Now apply that to life: When we relate we tend to either go to Fusion/Enmeshment where the two are combined and there is a loss of individual identity or we have Isolation/Detachment where individual identity is preserved but at the loss of community and relationship. Relationality is the capacity to be distinct or separate in my particularity but connected with the other in their particularity.
Now apply that to the churches of the city: In the New Testament “Church” exists in its concrete particularity and we are called to build particular churches/ congregations/ parishes (1 Cor 3:10-16). But then we model relations of loving mutuality. And our witness to God is the mutual relating of the particular churches, characterised by: Full equality, Glad submission, Joyful intimacy, Mutual deference. The foundation is loving respect for the ‘other’ as an expression of the same underlying reality as I have.
II. Relating as family
This model is extended to seeing the churches of the city as an extended family of separate but relating nuclear families. At my stage of life my wife’s and my siblings each have their own families so extended family is about relating to the particularity of individual nuclear families. That is a good model for churches in the city. Each is a relational network in its own right but then we connect together. A practical step for me is that when I relate to another church, I try to not just connect with the pastor but to identify the key leadership team and establish at least a minimal connection with each part of their core relational system.
III. Synergy and momentum through networks
The early Church was a highly networked movement. We can see this in the little bits of Paul’s letters that we usually don’t notice:
- · Romans 16: Paul knows 28 individuals in the church in Rome, a city he has never visited and is several months travel away. This happens because there was a lot of movement of people back and forth between churches
- · Paul’s cowriters: Paul models relationship in that seven of his letters are written with co-authors (Imagine statements issued by 3 or 4 key Christchurch church leaders).
- · Paul’s co-workers: here we get a picture of a highly networked movement with people regularly being sent back and forth between churches. Five times Paul records sending someone to another church (Eph 6:22). He also notes where churches had sent people to him as he worked in a church(Eph 4:22). Paul is thinking strategically of strengthening the network of churches, not just one church, and allocates resources and builds connections accordingly.
A New Testament scholar Richard Bauckham states: “Of great importance is the extensive evidence that the early Christian movement was not ... a scattering of relatively isolated, introverted communities, but a network of communities in constant, close communication with each other”
Imagine if we could say this of the churches of Christchurch: Of great importance is the extensive evidence that the Christchurch Christian movement was not ... a scattering of relatively isolated, introverted communities, but a network of communities in constant, close communication with each other”
That last part is challenging: in constant, close communication (while maintaining their particularity and working to build each individual church). A third way between isolation and fusion.
Another New Testament scholar compares the early church to a holy internet eg Romans roads as paths of communication.

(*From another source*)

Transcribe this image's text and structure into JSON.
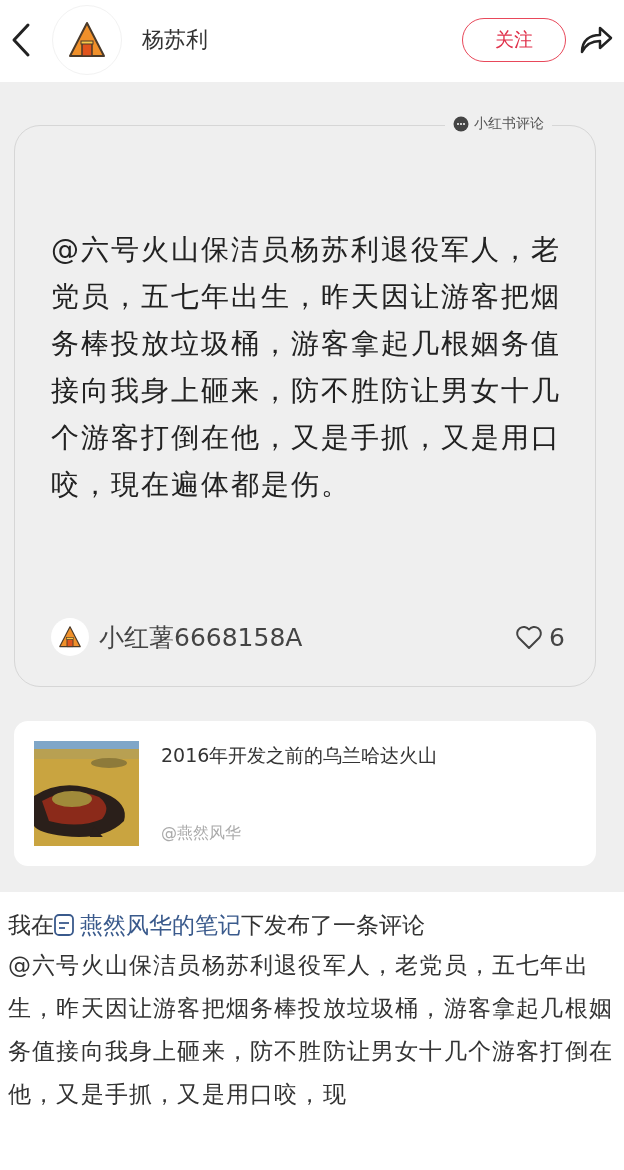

He considers the “archives of information”: “The network ‘servers’ of the holy internet were the churches” and he notes the importance of “hubs”: Jerusalem, Antioch, Ephesus, Corinth, Rome. These functioned as hubs for the surrounding areas. Paul seems to have focused on establishing new hubs of the network which then networked into the surrounding areas. Now there is a thought of strategic importance! How do we foster hubs of ministry and mission within Christchurch? Geographical hubs, denominational hubs, hubs of relational networks, hubs specialist or focused ministries?

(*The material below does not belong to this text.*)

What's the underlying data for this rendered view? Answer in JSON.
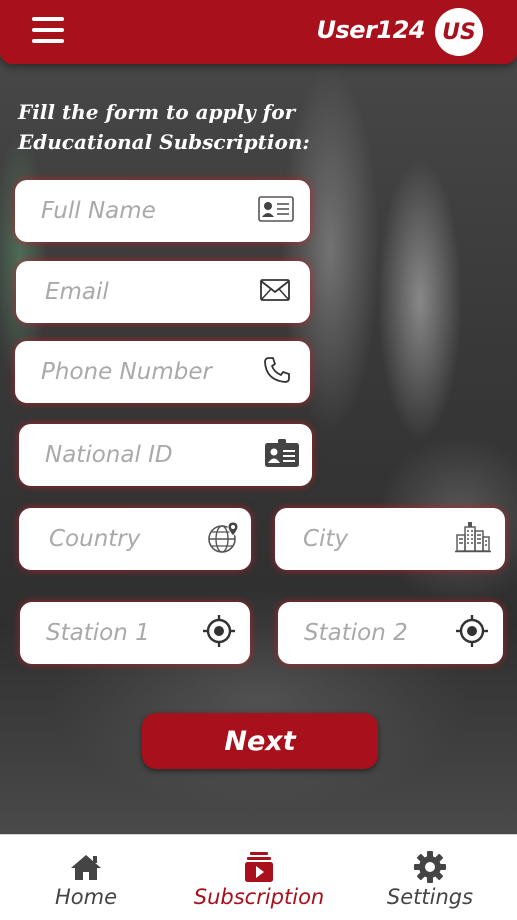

Thompson also considers the kind of information travelling on the “internet”: News about churches, mutual encouragement, participation in needs, sharing of resources, offering/delivery of assistance, practices/positions taken/responses to issues, and I would add intercessory prayer; requests and information for prayer.
I can see at least four main models of combined momentum:

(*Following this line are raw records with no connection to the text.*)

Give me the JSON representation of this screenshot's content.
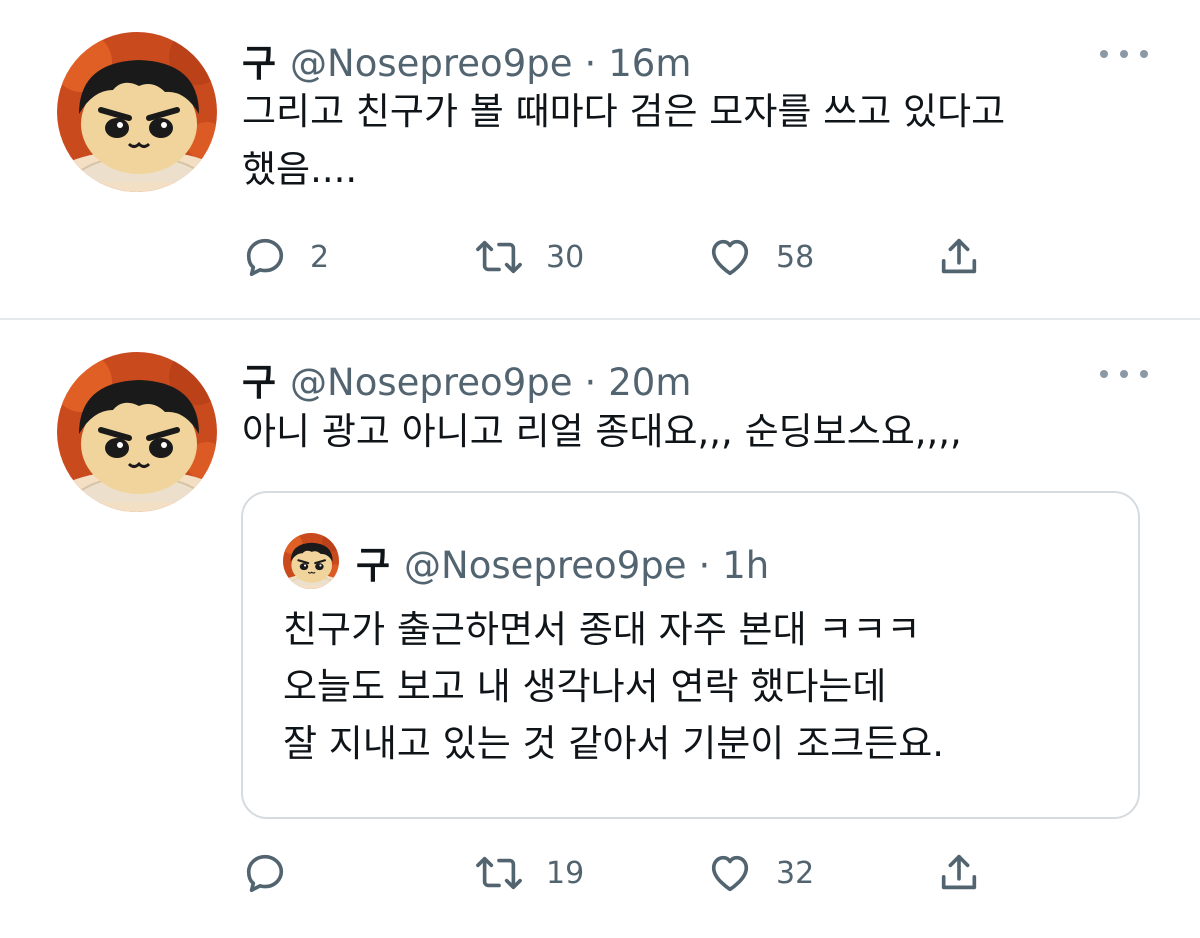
{
  "tweets": [
    {
      "name": "구",
      "handle": "@Nosepreo9pe",
      "dot": "·",
      "time": "16m",
      "text_lines": [
        "그리고 친구가 볼 때마다 검은 모자를 쓰고 있다고",
        "했음...."
      ],
      "reply_count": "2",
      "retweet_count": "30",
      "like_count": "58"
    },
    {
      "name": "구",
      "handle": "@Nosepreo9pe",
      "dot": "·",
      "time": "20m",
      "text_lines": [
        "아니 광고 아니고 리얼 종대요,,, 순딩보스요,,,,"
      ],
      "reply_count": "",
      "retweet_count": "19",
      "like_count": "32",
      "quoted": {
        "name": "구",
        "handle": "@Nosepreo9pe",
        "dot": "·",
        "time": "1h",
        "text_lines": [
          "친구가 출근하면서 종대 자주 본대 ㅋㅋㅋ",
          "오늘도 보고 내 생각나서 연락 했다는데",
          "잘 지내고 있는 것 같아서 기분이 조크든요."
        ]
      }
    }
  ],
  "icons": {
    "reply": "reply-icon",
    "retweet": "retweet-icon",
    "like": "heart-icon",
    "share": "share-icon",
    "more": "more-icon"
  },
  "colors": {
    "secondary_text": "#536471",
    "avatar_bg": "#c94a1d"
  }
}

- Smaller churches get in the slipstream of larger churches but without losing their identity and particularity;
- Smaller churches hold combined events to generate a sense of being part of something bigger – whether geographical or denominational or relational groupings;
- Specialist, expert ministries or people (such as Canterbury Youth Services or Society of Salt and Light) create excellent events for other churches but in a way that propels the individual churches forward rather than amalgamating them in a new reality;
- Various levels of combined operation: e.g. new shared facilities, actually combining groups but realising a new particularity is created.
IV. Preoccupation with the Lost
In Revelation Christ sends letters to the churches. If Christ was to address the churches of Christchurch I believe he would say “I love your heart for the lost.”
The language of the “lost” is a term that comes from Jesus and it is important to see how he used it. Bottom-line it refers to the Father’s perspective that some people are lost to relationship with him. It is found in Luke 15, a chapter of three related parables: The lost sheep, the lost coin, and the lost son. The Father’s heart is for those lost to explicit conscious relationship with him so we reflect his heart when our heart is for the lost
John Nolland (2002)in the Word Biblical Commentary introduces the section on Luke 15 with the following: “The section 15:1–32 defends and commends preoccupation with the lost, and overflowing joy at their restoration. We all respond this way with what is our own, and this attitude corresponds to the concerns of a father’s heart for his own children, each one of whom is singularly precious in his sight.”
What would it mean for our networking in loving mutuality to be preoccupied with the lost and for the cause of mission?
Let’s find unity in our particularity in ways that build momentum for the cause of the gospel and the sake of the lost.
1. The Trinity as a way of thinking about the churches of the city
a. What would it mean to recognise the “consubstantiality” of other churches in the city – in their particularity they share in the same underlying reality as you! eg. Fervent prayer for their success? Respect, public honour of other churches? Championing the success of multiple churches and networks in the city? Encouragement of other leaders? Receiving input from other churches?
b. In what ways does relating in our particularity highlight some different ways of expressing unity and mutuality in the city? Eg recognising different strengths of churches, combined events as not lowest common denominator compromise but celebration of diversity? What new ways of expressing unity as mutuality can you see?
2. Relating as family
How can we increase the sense of an extended family of particular nuclear families relating e.g. get to know leadership teams of other churches, pray for church leaders, give towards other churches?
3. The church as highly networked
a. Imagine if we could say this of the churches of Christchurch: Of great importance is the extensive evidence that the Christchurch Christian movement was not ... a scattering of relatively isolated, introverted communities, but a network of communities in constant, close communication with each other.” What evidence could we start producing for the city and the churches of the nation to see of this network of communities in constant, close communication with each other in Christchurch?
b. Paul seems to have focused on establishing new hubs of the network which then networked into the surrounding areas. Now there is a thought of strategic importance! How do we foster hubs of ministry and mission within Christchurch? Geographical hubs, denominational hubs, hubs of relational networks, hubs specialist or focused ministries? What different networks or hubs could be foster?
c. What models can you see of networking: larger churches in relationship with smaller churches? Smaller churches creating momentum together? Specialist ministries/people/events that add momentum? Creating shared life and new particularities?
4. A focus/preoccupation on the lost
How will our relating be preoccupied with the Father’s preoccupation with the “lost” of the city (those not connected with God/church)? How do we connect together for this? What could we do?